##### DATA SUPPLIED #####

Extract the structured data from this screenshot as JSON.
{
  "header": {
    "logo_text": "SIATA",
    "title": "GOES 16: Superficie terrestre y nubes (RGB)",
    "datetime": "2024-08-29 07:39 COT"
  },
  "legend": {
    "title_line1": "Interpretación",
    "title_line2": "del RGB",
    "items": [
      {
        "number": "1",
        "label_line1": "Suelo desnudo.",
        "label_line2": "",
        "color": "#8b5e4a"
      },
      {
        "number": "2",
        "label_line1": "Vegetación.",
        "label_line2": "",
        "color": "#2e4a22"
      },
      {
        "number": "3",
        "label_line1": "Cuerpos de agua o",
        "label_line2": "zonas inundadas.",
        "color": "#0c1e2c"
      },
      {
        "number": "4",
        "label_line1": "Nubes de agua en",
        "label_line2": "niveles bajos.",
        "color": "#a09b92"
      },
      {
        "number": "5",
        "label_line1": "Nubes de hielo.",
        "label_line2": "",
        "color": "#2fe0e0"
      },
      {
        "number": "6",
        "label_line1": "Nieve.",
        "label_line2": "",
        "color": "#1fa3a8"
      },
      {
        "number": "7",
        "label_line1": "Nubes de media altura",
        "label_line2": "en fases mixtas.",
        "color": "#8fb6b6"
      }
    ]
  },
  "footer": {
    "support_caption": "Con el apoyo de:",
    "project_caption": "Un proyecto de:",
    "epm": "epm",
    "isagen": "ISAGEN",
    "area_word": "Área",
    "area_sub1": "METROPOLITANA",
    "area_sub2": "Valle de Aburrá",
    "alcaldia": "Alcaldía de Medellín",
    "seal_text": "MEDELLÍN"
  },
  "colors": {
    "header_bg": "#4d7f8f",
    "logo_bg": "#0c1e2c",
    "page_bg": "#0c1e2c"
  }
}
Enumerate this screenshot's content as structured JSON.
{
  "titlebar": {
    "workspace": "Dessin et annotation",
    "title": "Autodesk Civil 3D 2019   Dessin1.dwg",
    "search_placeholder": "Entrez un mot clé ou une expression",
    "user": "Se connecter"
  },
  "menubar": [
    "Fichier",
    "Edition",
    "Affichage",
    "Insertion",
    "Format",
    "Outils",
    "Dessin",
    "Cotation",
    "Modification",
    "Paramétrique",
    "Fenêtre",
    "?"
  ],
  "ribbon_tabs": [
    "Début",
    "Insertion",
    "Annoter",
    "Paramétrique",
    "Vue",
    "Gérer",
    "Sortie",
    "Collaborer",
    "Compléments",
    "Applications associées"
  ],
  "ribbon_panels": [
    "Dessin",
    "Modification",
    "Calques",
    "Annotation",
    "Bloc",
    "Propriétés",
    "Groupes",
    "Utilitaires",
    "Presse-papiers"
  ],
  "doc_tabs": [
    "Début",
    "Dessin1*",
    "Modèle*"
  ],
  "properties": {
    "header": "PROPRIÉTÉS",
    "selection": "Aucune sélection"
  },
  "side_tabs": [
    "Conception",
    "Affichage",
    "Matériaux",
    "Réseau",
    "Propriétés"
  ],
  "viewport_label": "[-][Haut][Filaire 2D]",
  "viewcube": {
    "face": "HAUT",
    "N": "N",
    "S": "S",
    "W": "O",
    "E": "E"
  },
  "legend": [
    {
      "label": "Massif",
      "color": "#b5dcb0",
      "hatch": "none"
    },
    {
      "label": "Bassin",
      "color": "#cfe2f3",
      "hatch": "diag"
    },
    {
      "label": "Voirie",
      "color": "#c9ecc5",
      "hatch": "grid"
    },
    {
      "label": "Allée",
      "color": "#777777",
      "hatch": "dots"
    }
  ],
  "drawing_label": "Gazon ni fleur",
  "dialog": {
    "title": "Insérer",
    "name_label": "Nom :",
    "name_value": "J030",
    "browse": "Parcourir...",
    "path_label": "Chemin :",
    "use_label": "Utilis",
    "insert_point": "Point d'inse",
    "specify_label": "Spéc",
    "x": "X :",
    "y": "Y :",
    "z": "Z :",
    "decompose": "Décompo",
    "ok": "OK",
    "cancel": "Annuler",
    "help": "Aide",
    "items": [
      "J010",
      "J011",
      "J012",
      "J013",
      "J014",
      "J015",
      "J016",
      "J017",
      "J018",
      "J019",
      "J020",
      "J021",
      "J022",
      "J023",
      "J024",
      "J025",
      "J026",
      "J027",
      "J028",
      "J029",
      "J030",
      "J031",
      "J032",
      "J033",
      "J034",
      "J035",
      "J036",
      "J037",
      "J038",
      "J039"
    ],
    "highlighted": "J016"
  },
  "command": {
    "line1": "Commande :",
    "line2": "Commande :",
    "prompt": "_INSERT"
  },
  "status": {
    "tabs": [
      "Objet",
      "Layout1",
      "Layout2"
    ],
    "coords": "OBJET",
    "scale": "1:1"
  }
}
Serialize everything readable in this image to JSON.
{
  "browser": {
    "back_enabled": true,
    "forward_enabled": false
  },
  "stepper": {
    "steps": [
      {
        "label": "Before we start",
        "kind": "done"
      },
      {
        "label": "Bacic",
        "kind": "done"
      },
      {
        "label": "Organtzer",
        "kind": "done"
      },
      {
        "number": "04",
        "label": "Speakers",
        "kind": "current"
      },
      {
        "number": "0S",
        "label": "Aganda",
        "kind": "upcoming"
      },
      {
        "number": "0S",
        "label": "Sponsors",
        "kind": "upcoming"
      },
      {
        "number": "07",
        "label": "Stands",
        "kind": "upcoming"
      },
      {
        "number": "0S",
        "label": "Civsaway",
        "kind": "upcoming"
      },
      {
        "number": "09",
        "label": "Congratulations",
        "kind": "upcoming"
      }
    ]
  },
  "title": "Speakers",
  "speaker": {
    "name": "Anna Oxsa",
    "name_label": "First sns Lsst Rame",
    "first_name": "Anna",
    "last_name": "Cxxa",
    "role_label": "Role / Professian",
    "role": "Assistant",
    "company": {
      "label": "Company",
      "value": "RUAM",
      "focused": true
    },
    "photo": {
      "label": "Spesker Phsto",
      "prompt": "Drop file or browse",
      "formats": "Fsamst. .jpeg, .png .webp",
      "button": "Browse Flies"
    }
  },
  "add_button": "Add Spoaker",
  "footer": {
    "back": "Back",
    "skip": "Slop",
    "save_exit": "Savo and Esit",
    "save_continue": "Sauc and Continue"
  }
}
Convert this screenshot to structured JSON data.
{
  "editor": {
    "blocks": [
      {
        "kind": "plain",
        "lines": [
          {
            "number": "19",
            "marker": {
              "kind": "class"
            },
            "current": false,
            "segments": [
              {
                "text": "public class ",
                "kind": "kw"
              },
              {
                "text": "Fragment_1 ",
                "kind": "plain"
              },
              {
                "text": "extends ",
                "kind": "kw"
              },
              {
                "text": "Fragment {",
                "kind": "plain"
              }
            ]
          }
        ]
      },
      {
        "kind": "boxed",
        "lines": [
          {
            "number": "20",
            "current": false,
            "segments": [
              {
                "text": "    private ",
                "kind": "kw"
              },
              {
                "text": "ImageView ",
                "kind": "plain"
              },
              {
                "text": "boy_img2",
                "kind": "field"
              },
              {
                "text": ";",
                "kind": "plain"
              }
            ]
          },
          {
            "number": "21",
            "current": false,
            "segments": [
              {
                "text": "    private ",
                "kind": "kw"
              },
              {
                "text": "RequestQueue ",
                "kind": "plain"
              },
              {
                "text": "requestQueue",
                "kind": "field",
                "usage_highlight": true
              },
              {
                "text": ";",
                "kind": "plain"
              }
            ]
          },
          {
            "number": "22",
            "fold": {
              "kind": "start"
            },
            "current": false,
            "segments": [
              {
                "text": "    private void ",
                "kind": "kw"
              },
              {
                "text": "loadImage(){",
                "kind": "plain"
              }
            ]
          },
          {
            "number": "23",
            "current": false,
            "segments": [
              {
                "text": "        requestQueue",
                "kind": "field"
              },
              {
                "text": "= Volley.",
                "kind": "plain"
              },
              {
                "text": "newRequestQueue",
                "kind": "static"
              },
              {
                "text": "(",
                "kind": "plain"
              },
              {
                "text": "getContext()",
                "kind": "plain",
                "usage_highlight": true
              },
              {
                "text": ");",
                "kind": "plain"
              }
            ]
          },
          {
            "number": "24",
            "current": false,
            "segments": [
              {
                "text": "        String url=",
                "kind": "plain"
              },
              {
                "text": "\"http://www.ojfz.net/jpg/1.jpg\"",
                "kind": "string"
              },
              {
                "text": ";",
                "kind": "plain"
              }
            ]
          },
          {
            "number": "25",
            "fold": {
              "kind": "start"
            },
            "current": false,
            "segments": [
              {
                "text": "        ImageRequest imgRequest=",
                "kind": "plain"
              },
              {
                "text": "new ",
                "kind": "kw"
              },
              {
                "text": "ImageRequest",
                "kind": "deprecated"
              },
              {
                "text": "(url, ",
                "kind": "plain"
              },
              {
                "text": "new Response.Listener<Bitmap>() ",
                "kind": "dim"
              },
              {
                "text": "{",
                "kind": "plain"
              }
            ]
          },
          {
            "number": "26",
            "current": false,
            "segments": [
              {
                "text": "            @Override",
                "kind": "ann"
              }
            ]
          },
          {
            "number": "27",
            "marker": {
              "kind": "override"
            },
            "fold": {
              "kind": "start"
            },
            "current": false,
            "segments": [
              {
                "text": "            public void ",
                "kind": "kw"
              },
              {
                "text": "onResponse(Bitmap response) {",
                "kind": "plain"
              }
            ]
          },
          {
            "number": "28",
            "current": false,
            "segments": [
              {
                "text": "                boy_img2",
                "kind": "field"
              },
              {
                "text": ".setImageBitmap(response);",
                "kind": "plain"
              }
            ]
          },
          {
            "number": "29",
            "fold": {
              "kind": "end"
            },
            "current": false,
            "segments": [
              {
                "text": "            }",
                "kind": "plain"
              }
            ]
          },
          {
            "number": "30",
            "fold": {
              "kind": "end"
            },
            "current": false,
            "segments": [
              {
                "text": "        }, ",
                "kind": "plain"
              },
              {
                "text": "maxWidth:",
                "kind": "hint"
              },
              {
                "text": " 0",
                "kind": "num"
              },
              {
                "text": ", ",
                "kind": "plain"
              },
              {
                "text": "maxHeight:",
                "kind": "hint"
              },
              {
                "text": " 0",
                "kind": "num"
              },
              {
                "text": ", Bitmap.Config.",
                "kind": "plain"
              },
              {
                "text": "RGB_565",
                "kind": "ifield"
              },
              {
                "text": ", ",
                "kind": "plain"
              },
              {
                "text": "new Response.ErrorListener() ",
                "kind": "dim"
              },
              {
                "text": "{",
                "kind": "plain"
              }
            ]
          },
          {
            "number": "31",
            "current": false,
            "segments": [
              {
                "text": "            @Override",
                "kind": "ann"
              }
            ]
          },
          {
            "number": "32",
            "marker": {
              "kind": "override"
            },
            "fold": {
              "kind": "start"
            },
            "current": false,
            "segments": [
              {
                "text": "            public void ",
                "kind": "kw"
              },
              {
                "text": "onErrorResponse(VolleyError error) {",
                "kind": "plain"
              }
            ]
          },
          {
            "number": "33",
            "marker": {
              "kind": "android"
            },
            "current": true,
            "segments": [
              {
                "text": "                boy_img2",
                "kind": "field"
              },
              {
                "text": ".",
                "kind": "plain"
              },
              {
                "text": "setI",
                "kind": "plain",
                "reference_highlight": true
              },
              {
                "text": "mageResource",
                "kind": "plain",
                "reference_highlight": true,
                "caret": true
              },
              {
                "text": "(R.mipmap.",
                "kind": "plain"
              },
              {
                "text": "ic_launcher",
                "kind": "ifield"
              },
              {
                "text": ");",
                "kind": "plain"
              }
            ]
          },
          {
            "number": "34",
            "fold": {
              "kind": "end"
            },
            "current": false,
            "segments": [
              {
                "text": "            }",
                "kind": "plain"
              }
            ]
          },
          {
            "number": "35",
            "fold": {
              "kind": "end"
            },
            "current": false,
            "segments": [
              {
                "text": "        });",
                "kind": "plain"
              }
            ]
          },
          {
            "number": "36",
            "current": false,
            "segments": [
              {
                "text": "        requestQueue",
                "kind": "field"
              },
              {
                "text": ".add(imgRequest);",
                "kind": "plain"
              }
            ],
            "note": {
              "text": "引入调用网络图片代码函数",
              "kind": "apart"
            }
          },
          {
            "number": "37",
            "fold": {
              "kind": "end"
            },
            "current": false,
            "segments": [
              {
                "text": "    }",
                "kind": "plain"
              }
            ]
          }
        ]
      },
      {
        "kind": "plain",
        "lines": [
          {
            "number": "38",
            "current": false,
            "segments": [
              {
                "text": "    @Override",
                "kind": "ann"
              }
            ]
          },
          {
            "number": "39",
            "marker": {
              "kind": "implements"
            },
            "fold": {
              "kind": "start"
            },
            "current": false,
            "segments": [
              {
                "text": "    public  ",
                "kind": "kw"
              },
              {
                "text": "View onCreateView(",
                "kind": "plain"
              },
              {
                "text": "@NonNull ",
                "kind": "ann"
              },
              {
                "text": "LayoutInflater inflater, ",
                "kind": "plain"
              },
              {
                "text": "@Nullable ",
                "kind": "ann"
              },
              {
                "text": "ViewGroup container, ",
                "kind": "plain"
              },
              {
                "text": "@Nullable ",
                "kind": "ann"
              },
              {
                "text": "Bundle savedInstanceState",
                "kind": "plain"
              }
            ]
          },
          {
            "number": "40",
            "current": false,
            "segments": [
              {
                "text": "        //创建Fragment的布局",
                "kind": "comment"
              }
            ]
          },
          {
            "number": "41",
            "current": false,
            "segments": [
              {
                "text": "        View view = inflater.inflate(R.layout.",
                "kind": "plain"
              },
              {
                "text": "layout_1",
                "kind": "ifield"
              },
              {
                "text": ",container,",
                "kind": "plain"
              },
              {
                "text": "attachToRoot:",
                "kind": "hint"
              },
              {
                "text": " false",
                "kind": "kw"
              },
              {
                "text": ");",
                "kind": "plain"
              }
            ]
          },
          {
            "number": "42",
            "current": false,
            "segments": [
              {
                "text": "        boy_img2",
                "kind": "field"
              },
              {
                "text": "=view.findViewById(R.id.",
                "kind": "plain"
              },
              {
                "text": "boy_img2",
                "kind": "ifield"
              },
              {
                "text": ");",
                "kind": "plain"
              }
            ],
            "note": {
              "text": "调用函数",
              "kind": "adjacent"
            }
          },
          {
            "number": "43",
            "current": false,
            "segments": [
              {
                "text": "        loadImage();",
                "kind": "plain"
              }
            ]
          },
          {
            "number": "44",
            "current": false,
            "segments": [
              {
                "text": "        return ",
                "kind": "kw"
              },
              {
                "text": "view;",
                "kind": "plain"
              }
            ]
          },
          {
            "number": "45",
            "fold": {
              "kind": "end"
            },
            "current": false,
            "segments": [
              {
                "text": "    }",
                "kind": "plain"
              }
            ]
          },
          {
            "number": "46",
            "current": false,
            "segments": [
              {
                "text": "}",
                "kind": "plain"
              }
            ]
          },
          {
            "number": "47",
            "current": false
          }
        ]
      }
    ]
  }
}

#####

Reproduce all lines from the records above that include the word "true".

    "back_enabled": true,
      "focused": true
                "usage_highlight": true
                "usage_highlight": true
            "current": true,
                "reference_highlight": true
                "reference_highlight": true,
                "caret": true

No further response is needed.